(Stored items from a collection)
----
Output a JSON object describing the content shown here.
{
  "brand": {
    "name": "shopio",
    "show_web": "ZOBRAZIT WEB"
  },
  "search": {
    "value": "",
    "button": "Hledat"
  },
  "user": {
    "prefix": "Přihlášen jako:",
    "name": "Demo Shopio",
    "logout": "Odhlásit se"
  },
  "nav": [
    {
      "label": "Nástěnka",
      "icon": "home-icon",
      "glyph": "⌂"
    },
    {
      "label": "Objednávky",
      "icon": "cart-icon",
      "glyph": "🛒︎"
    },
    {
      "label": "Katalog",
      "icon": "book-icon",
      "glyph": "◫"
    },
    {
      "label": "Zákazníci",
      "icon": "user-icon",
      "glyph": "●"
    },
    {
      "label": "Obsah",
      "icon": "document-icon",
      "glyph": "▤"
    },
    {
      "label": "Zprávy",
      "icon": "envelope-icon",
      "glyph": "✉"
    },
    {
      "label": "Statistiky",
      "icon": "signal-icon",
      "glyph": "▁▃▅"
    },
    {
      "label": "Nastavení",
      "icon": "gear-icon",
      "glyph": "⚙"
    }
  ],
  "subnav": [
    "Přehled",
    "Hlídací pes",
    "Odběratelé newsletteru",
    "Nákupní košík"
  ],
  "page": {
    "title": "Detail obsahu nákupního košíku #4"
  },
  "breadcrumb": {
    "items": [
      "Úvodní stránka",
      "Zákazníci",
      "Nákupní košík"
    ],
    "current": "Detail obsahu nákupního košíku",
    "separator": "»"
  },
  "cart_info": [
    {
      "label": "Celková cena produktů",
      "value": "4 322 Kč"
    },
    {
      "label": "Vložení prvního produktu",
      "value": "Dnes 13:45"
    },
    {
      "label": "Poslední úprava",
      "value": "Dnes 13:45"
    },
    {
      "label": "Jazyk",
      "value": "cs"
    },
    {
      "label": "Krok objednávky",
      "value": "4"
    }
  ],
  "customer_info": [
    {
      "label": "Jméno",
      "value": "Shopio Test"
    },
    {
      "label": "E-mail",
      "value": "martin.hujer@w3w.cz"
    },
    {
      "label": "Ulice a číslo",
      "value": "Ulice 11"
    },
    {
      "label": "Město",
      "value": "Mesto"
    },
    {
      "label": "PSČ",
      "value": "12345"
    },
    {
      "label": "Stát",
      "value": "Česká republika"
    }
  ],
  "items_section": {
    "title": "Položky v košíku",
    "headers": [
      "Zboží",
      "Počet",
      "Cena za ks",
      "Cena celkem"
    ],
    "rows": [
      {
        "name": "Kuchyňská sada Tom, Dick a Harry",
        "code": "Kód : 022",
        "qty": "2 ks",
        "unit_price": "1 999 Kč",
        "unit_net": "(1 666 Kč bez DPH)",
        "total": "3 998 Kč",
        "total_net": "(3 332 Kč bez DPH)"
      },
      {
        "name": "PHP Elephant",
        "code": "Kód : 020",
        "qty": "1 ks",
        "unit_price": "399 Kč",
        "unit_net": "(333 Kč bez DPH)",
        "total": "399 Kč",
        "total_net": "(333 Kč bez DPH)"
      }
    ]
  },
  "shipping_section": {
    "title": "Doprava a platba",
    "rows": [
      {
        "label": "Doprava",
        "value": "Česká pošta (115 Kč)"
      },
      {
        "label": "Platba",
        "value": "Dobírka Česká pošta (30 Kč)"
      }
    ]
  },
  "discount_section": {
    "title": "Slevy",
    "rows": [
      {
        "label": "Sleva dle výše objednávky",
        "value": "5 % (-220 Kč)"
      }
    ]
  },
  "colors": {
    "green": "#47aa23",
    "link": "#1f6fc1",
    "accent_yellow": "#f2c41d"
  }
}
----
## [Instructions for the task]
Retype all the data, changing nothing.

## [Answer section]
Output a JSON object describing the content shown here.
{
  "brand": {
    "name": "shopio",
    "show_web": "ZOBRAZIT WEB"
  },
  "search": {
    "value": "",
    "button": "Hledat"
  },
  "user": {
    "prefix": "Přihlášen jako:",
    "name": "Demo Shopio",
    "logout": "Odhlásit se"
  },
  "nav": [
    {
      "label": "Nástěnka",
      "icon": "home-icon",
      "glyph": "⌂"
    },
    {
      "label": "Objednávky",
      "icon": "cart-icon",
      "glyph": "🛒︎"
    },
    {
      "label": "Katalog",
      "icon": "book-icon",
      "glyph": "◫"
    },
    {
      "label": "Zákazníci",
      "icon": "user-icon",
      "glyph": "●"
    },
    {
      "label": "Obsah",
      "icon": "document-icon",
      "glyph": "▤"
    },
    {
      "label": "Zprávy",
      "icon": "envelope-icon",
      "glyph": "✉"
    },
    {
      "label": "Statistiky",
      "icon": "signal-icon",
      "glyph": "▁▃▅"
    },
    {
      "label": "Nastavení",
      "icon": "gear-icon",
      "glyph": "⚙"
    }
  ],
  "subnav": [
    "Přehled",
    "Hlídací pes",
    "Odběratelé newsletteru",
    "Nákupní košík"
  ],
  "page": {
    "title": "Detail obsahu nákupního košíku #4"
  },
  "breadcrumb": {
    "items": [
      "Úvodní stránka",
      "Zákazníci",
      "Nákupní košík"
    ],
    "current": "Detail obsahu nákupního košíku",
    "separator": "»"
  },
  "cart_info": [
    {
      "label": "Celková cena produktů",
      "value": "4 322 Kč"
    },
    {
      "label": "Vložení prvního produktu",
      "value": "Dnes 13:45"
    },
    {
      "label": "Poslední úprava",
      "value": "Dnes 13:45"
    },
    {
      "label": "Jazyk",
      "value": "cs"
    },
    {
      "label": "Krok objednávky",
      "value": "4"
    }
  ],
  "customer_info": [
    {
      "label": "Jméno",
      "value": "Shopio Test"
    },
    {
      "label": "E-mail",
      "value": "martin.hujer@w3w.cz"
    },
    {
      "label": "Ulice a číslo",
      "value": "Ulice 11"
    },
    {
      "label": "Město",
      "value": "Mesto"
    },
    {
      "label": "PSČ",
      "value": "12345"
    },
    {
      "label": "Stát",
      "value": "Česká republika"
    }
  ],
  "items_section": {
    "title": "Položky v košíku",
    "headers": [
      "Zboží",
      "Počet",
      "Cena za ks",
      "Cena celkem"
    ],
    "rows": [
      {
        "name": "Kuchyňská sada Tom, Dick a Harry",
        "code": "Kód : 022",
        "qty": "2 ks",
        "unit_price": "1 999 Kč",
        "unit_net": "(1 666 Kč bez DPH)",
        "total": "3 998 Kč",
        "total_net": "(3 332 Kč bez DPH)"
      },
      {
        "name": "PHP Elephant",
        "code": "Kód : 020",
        "qty": "1 ks",
        "unit_price": "399 Kč",
        "unit_net": "(333 Kč bez DPH)",
        "total": "399 Kč",
        "total_net": "(333 Kč bez DPH)"
      }
    ]
  },
  "shipping_section": {
    "title": "Doprava a platba",
    "rows": [
      {
        "label": "Doprava",
        "value": "Česká pošta (115 Kč)"
      },
      {
        "label": "Platba",
        "value": "Dobírka Česká pošta (30 Kč)"
      }
    ]
  },
  "discount_section": {
    "title": "Slevy",
    "rows": [
      {
        "label": "Sleva dle výše objednávky",
        "value": "5 % (-220 Kč)"
      }
    ]
  },
  "colors": {
    "green": "#47aa23",
    "link": "#1f6fc1",
    "accent_yellow": "#f2c41d"
  }
}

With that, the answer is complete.